Without even so much of a warning, it just pelted sand at us. The tiny, innocuous grains almost felt like back of someone’s hand, stinging as it hit our backs.
“We have to get down,” cried Matty as he slid down one side of the dune for shelter. But the wind found us there too, throwing sand in our eyes, our noses and our mouths.
“The camera,” I cried, looking down at our SLR that was now covered in sand before shoving it in my bag quickly, trying not to think about it.
The Mongoose cleverly pulled up his Afghan scarf over his mouth and nose, while I messily spread my hands over my face as we raced back down the sand dune. The wind didn’t give up and the sand just felt stronger and harder with every gust.
But soon we we back on hard ground with shoes on our feet once more, talking about what dishes to order at our new favourite Szechuan restaurant in town. And as we clinked our ice cold beer bottles half an hour later, it felt only right that the Three-Must-Have-A-Beers got a taste of the almighty desert and its powerful wind.
Now we really are Silk Road travellers.
PS Our “Silk Road” journey is soon coming to an end, in just a few days time we shall find ourselves in Xi’an – the final, ancient port of trading in the east. But fret not, this blog will continue to tell our tales as we journey down south and begin a new chapter of our lives in Vietnam next month… I promise to keep you posted 🙂
PPS The sand dunes didn’t sing for me but apparently they are called so because as sand grains shuffle down the slops they produce a deep, groaning hum that can be heard for miles.

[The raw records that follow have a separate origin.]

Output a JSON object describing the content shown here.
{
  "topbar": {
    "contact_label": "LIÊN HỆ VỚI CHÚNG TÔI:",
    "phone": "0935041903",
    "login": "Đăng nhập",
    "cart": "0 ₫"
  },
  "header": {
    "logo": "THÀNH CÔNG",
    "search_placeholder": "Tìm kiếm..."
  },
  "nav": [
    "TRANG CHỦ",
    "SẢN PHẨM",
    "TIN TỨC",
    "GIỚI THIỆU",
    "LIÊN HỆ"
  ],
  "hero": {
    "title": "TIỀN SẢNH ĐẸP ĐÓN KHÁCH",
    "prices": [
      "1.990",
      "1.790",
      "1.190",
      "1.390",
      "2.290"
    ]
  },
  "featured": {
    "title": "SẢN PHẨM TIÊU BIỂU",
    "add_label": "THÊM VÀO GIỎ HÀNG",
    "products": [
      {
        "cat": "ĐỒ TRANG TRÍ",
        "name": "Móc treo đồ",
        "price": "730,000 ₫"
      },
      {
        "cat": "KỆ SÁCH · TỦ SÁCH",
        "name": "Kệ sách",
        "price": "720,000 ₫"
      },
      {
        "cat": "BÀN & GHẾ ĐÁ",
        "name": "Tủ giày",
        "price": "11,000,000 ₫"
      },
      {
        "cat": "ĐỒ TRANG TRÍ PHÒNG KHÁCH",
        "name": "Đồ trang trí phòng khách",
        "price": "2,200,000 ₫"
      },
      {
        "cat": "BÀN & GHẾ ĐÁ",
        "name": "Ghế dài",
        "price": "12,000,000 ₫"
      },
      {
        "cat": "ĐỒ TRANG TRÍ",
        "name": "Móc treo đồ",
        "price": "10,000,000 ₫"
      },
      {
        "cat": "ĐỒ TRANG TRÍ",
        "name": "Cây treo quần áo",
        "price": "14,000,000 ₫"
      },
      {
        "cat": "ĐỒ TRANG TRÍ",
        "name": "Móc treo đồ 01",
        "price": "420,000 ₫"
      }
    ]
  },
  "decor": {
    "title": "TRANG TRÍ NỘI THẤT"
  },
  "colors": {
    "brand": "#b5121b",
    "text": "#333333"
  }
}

Clever, huh?!
Visiting the Singing Sand Dunes in Dunhuang is an absolute must if you find yourself in this corner of the world.
I recommend you do it either first thing in the morning or later in the day to avoid the burning sun that would make climbing the sand dunes bare foot all a little too painful! We were told that the hottest time of the day at the Singing Sand Dunes is in fact at about 4 – 5pm, not mid-day as you might expect.
We set off from town at about 6pm, which was perfect for watching the sunset.
We hired our bikes in Dunhuang from Mr John’s Information Cafe, and they cost 5Yuan an hour.